Every record is to be printed exactly as written; pictures are to be omitted.

* Input records:
________________

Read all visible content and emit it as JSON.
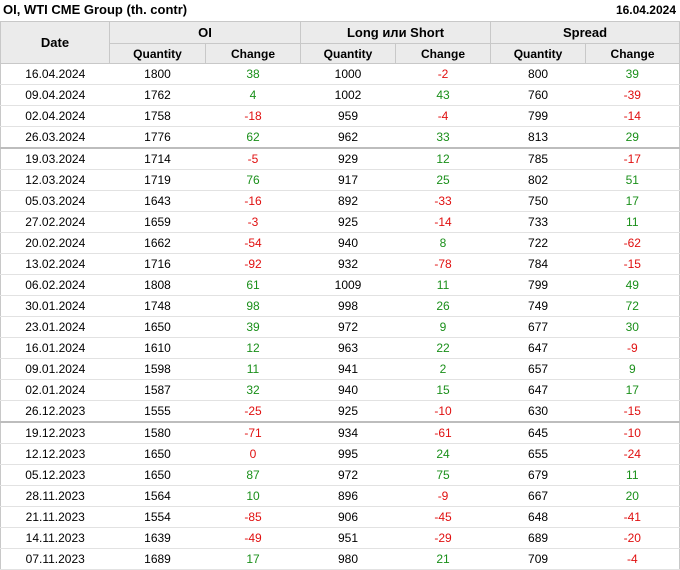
{
  "header": {
    "title": "OI, WTI CME Group (th. contr)",
    "date": "16.04.2024"
  },
  "columns": {
    "date": "Date",
    "groups": [
      "OI",
      "Long или Short",
      "Spread"
    ],
    "quantity": "Quantity",
    "change": "Change"
  },
  "rows": [
    {
      "date": "16.04.2024",
      "oi_q": "1800",
      "oi_c": "38",
      "ls_q": "1000",
      "ls_c": "-2",
      "sp_q": "800",
      "sp_c": "39"
    },
    {
      "date": "09.04.2024",
      "oi_q": "1762",
      "oi_c": "4",
      "ls_q": "1002",
      "ls_c": "43",
      "sp_q": "760",
      "sp_c": "-39"
    },
    {
      "date": "02.04.2024",
      "oi_q": "1758",
      "oi_c": "-18",
      "ls_q": "959",
      "ls_c": "-4",
      "sp_q": "799",
      "sp_c": "-14"
    },
    {
      "date": "26.03.2024",
      "oi_q": "1776",
      "oi_c": "62",
      "ls_q": "962",
      "ls_c": "33",
      "sp_q": "813",
      "sp_c": "29"
    },
    {
      "date": "19.03.2024",
      "oi_q": "1714",
      "oi_c": "-5",
      "ls_q": "929",
      "ls_c": "12",
      "sp_q": "785",
      "sp_c": "-17",
      "sep": true
    },
    {
      "date": "12.03.2024",
      "oi_q": "1719",
      "oi_c": "76",
      "ls_q": "917",
      "ls_c": "25",
      "sp_q": "802",
      "sp_c": "51"
    },
    {
      "date": "05.03.2024",
      "oi_q": "1643",
      "oi_c": "-16",
      "ls_q": "892",
      "ls_c": "-33",
      "sp_q": "750",
      "sp_c": "17"
    },
    {
      "date": "27.02.2024",
      "oi_q": "1659",
      "oi_c": "-3",
      "ls_q": "925",
      "ls_c": "-14",
      "sp_q": "733",
      "sp_c": "11"
    },
    {
      "date": "20.02.2024",
      "oi_q": "1662",
      "oi_c": "-54",
      "ls_q": "940",
      "ls_c": "8",
      "sp_q": "722",
      "sp_c": "-62"
    },
    {
      "date": "13.02.2024",
      "oi_q": "1716",
      "oi_c": "-92",
      "ls_q": "932",
      "ls_c": "-78",
      "sp_q": "784",
      "sp_c": "-15"
    },
    {
      "date": "06.02.2024",
      "oi_q": "1808",
      "oi_c": "61",
      "ls_q": "1009",
      "ls_c": "11",
      "sp_q": "799",
      "sp_c": "49"
    },
    {
      "date": "30.01.2024",
      "oi_q": "1748",
      "oi_c": "98",
      "ls_q": "998",
      "ls_c": "26",
      "sp_q": "749",
      "sp_c": "72"
    },
    {
      "date": "23.01.2024",
      "oi_q": "1650",
      "oi_c": "39",
      "ls_q": "972",
      "ls_c": "9",
      "sp_q": "677",
      "sp_c": "30"
    },
    {
      "date": "16.01.2024",
      "oi_q": "1610",
      "oi_c": "12",
      "ls_q": "963",
      "ls_c": "22",
      "sp_q": "647",
      "sp_c": "-9"
    },
    {
      "date": "09.01.2024",
      "oi_q": "1598",
      "oi_c": "11",
      "ls_q": "941",
      "ls_c": "2",
      "sp_q": "657",
      "sp_c": "9"
    },
    {
      "date": "02.01.2024",
      "oi_q": "1587",
      "oi_c": "32",
      "ls_q": "940",
      "ls_c": "15",
      "sp_q": "647",
      "sp_c": "17"
    },
    {
      "date": "26.12.2023",
      "oi_q": "1555",
      "oi_c": "-25",
      "ls_q": "925",
      "ls_c": "-10",
      "sp_q": "630",
      "sp_c": "-15"
    },
    {
      "date": "19.12.2023",
      "oi_q": "1580",
      "oi_c": "-71",
      "ls_q": "934",
      "ls_c": "-61",
      "sp_q": "645",
      "sp_c": "-10",
      "sep": true
    },
    {
      "date": "12.12.2023",
      "oi_q": "1650",
      "oi_c": "0",
      "ls_q": "995",
      "ls_c": "24",
      "sp_q": "655",
      "sp_c": "-24"
    },
    {
      "date": "05.12.2023",
      "oi_q": "1650",
      "oi_c": "87",
      "ls_q": "972",
      "ls_c": "75",
      "sp_q": "679",
      "sp_c": "11"
    },
    {
      "date": "28.11.2023",
      "oi_q": "1564",
      "oi_c": "10",
      "ls_q": "896",
      "ls_c": "-9",
      "sp_q": "667",
      "sp_c": "20"
    },
    {
      "date": "21.11.2023",
      "oi_q": "1554",
      "oi_c": "-85",
      "ls_q": "906",
      "ls_c": "-45",
      "sp_q": "648",
      "sp_c": "-41"
    },
    {
      "date": "14.11.2023",
      "oi_q": "1639",
      "oi_c": "-49",
      "ls_q": "951",
      "ls_c": "-29",
      "sp_q": "689",
      "sp_c": "-20"
    },
    {
      "date": "07.11.2023",
      "oi_q": "1689",
      "oi_c": "17",
      "ls_q": "980",
      "ls_c": "21",
      "sp_q": "709",
      "sp_c": "-4"
    }
  ],
  "colors": {
    "positive": "#1a8f1a",
    "negative": "#e01010",
    "header_bg": "#ebebeb"
  }
}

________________

* Output for this exercise:
Read all visible content and emit it as JSON.
{
  "header": {
    "title": "OI, WTI CME Group (th. contr)",
    "date": "16.04.2024"
  },
  "columns": {
    "date": "Date",
    "groups": [
      "OI",
      "Long или Short",
      "Spread"
    ],
    "quantity": "Quantity",
    "change": "Change"
  },
  "rows": [
    {
      "date": "16.04.2024",
      "oi_q": "1800",
      "oi_c": "38",
      "ls_q": "1000",
      "ls_c": "-2",
      "sp_q": "800",
      "sp_c": "39"
    },
    {
      "date": "09.04.2024",
      "oi_q": "1762",
      "oi_c": "4",
      "ls_q": "1002",
      "ls_c": "43",
      "sp_q": "760",
      "sp_c": "-39"
    },
    {
      "date": "02.04.2024",
      "oi_q": "1758",
      "oi_c": "-18",
      "ls_q": "959",
      "ls_c": "-4",
      "sp_q": "799",
      "sp_c": "-14"
    },
    {
      "date": "26.03.2024",
      "oi_q": "1776",
      "oi_c": "62",
      "ls_q": "962",
      "ls_c": "33",
      "sp_q": "813",
      "sp_c": "29"
    },
    {
      "date": "19.03.2024",
      "oi_q": "1714",
      "oi_c": "-5",
      "ls_q": "929",
      "ls_c": "12",
      "sp_q": "785",
      "sp_c": "-17",
      "sep": true
    },
    {
      "date": "12.03.2024",
      "oi_q": "1719",
      "oi_c": "76",
      "ls_q": "917",
      "ls_c": "25",
      "sp_q": "802",
      "sp_c": "51"
    },
    {
      "date": "05.03.2024",
      "oi_q": "1643",
      "oi_c": "-16",
      "ls_q": "892",
      "ls_c": "-33",
      "sp_q": "750",
      "sp_c": "17"
    },
    {
      "date": "27.02.2024",
      "oi_q": "1659",
      "oi_c": "-3",
      "ls_q": "925",
      "ls_c": "-14",
      "sp_q": "733",
      "sp_c": "11"
    },
    {
      "date": "20.02.2024",
      "oi_q": "1662",
      "oi_c": "-54",
      "ls_q": "940",
      "ls_c": "8",
      "sp_q": "722",
      "sp_c": "-62"
    },
    {
      "date": "13.02.2024",
      "oi_q": "1716",
      "oi_c": "-92",
      "ls_q": "932",
      "ls_c": "-78",
      "sp_q": "784",
      "sp_c": "-15"
    },
    {
      "date": "06.02.2024",
      "oi_q": "1808",
      "oi_c": "61",
      "ls_q": "1009",
      "ls_c": "11",
      "sp_q": "799",
      "sp_c": "49"
    },
    {
      "date": "30.01.2024",
      "oi_q": "1748",
      "oi_c": "98",
      "ls_q": "998",
      "ls_c": "26",
      "sp_q": "749",
      "sp_c": "72"
    },
    {
      "date": "23.01.2024",
      "oi_q": "1650",
      "oi_c": "39",
      "ls_q": "972",
      "ls_c": "9",
      "sp_q": "677",
      "sp_c": "30"
    },
    {
      "date": "16.01.2024",
      "oi_q": "1610",
      "oi_c": "12",
      "ls_q": "963",
      "ls_c": "22",
      "sp_q": "647",
      "sp_c": "-9"
    },
    {
      "date": "09.01.2024",
      "oi_q": "1598",
      "oi_c": "11",
      "ls_q": "941",
      "ls_c": "2",
      "sp_q": "657",
      "sp_c": "9"
    },
    {
      "date": "02.01.2024",
      "oi_q": "1587",
      "oi_c": "32",
      "ls_q": "940",
      "ls_c": "15",
      "sp_q": "647",
      "sp_c": "17"
    },
    {
      "date": "26.12.2023",
      "oi_q": "1555",
      "oi_c": "-25",
      "ls_q": "925",
      "ls_c": "-10",
      "sp_q": "630",
      "sp_c": "-15"
    },
    {
      "date": "19.12.2023",
      "oi_q": "1580",
      "oi_c": "-71",
      "ls_q": "934",
      "ls_c": "-61",
      "sp_q": "645",
      "sp_c": "-10",
      "sep": true
    },
    {
      "date": "12.12.2023",
      "oi_q": "1650",
      "oi_c": "0",
      "ls_q": "995",
      "ls_c": "24",
      "sp_q": "655",
      "sp_c": "-24"
    },
    {
      "date": "05.12.2023",
      "oi_q": "1650",
      "oi_c": "87",
      "ls_q": "972",
      "ls_c": "75",
      "sp_q": "679",
      "sp_c": "11"
    },
    {
      "date": "28.11.2023",
      "oi_q": "1564",
      "oi_c": "10",
      "ls_q": "896",
      "ls_c": "-9",
      "sp_q": "667",
      "sp_c": "20"
    },
    {
      "date": "21.11.2023",
      "oi_q": "1554",
      "oi_c": "-85",
      "ls_q": "906",
      "ls_c": "-45",
      "sp_q": "648",
      "sp_c": "-41"
    },
    {
      "date": "14.11.2023",
      "oi_q": "1639",
      "oi_c": "-49",
      "ls_q": "951",
      "ls_c": "-29",
      "sp_q": "689",
      "sp_c": "-20"
    },
    {
      "date": "07.11.2023",
      "oi_q": "1689",
      "oi_c": "17",
      "ls_q": "980",
      "ls_c": "21",
      "sp_q": "709",
      "sp_c": "-4"
    }
  ],
  "colors": {
    "positive": "#1a8f1a",
    "negative": "#e01010",
    "header_bg": "#ebebeb"
  }
}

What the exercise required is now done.